* DESCRIPTION OF THE TASK *
Of the lines below, copy those that hold the word "true".

Segment Start: DATA LISTING

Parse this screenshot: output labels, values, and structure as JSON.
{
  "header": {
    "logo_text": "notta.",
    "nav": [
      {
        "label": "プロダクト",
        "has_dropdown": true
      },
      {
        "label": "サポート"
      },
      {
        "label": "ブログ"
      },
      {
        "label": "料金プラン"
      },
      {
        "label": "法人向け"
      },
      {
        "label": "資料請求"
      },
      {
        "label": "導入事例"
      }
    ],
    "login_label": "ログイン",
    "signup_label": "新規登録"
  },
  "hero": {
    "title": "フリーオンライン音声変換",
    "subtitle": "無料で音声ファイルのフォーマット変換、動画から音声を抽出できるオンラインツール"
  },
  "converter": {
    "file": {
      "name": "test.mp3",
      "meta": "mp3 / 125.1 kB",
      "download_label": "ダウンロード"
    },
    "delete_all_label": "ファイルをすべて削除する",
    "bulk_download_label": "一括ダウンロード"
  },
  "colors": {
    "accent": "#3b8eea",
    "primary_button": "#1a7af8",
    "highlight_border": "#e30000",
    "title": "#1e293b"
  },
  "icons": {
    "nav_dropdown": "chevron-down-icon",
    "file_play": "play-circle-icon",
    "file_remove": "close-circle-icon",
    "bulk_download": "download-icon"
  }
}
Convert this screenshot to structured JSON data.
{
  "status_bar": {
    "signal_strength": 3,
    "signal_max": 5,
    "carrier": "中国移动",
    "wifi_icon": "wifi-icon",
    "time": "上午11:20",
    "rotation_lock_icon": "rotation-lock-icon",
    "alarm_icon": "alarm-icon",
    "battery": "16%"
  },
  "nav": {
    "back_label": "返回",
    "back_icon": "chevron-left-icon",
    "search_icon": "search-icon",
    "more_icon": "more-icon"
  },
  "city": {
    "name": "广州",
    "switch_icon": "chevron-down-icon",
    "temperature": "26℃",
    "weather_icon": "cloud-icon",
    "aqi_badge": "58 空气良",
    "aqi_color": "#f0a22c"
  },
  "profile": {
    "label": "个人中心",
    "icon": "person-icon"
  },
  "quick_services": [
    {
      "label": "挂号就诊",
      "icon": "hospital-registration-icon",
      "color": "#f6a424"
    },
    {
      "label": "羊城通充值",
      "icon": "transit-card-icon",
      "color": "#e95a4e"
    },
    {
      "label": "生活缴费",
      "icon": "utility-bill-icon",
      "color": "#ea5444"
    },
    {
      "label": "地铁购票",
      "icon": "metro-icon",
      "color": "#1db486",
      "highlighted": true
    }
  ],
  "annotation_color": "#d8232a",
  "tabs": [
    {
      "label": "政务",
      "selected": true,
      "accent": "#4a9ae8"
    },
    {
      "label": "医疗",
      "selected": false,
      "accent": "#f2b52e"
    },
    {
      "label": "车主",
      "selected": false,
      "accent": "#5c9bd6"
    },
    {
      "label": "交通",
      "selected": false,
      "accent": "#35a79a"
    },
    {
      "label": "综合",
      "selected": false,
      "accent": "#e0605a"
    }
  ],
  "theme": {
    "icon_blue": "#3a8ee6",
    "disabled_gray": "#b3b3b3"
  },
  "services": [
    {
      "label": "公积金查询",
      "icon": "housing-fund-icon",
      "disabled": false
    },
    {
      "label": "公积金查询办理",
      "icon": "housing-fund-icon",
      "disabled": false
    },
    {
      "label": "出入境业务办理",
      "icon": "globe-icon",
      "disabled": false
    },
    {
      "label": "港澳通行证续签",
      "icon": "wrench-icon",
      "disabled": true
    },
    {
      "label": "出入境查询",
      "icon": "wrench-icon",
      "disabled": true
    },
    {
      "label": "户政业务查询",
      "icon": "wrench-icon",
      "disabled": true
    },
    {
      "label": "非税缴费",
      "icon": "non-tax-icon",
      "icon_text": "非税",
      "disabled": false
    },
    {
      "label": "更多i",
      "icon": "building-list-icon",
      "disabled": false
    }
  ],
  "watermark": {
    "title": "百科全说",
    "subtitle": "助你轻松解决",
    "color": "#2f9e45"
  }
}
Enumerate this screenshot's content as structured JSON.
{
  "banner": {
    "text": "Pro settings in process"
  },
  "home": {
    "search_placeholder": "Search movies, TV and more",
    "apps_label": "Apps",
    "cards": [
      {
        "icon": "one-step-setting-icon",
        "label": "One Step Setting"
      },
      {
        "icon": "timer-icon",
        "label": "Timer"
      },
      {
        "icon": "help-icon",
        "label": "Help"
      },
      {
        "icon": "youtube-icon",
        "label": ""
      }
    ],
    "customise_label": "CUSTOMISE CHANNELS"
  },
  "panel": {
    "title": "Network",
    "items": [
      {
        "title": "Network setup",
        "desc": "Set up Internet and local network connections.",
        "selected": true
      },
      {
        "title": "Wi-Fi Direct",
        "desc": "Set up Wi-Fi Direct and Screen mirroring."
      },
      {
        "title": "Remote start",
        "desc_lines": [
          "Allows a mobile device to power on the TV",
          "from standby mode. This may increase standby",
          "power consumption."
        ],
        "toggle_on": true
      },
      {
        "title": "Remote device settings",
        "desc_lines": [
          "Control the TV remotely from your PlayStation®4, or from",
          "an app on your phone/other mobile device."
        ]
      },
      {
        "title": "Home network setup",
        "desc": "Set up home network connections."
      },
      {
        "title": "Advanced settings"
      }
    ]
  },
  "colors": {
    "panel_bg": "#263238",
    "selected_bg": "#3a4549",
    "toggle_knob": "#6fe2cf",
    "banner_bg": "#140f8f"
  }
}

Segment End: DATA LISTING

* ANSWER SECTION *
        "has_dropdown": true
      "highlighted": true
      "selected": true,
      "disabled": true
      "disabled": true
      "disabled": true
        "selected": true
        "toggle_on": true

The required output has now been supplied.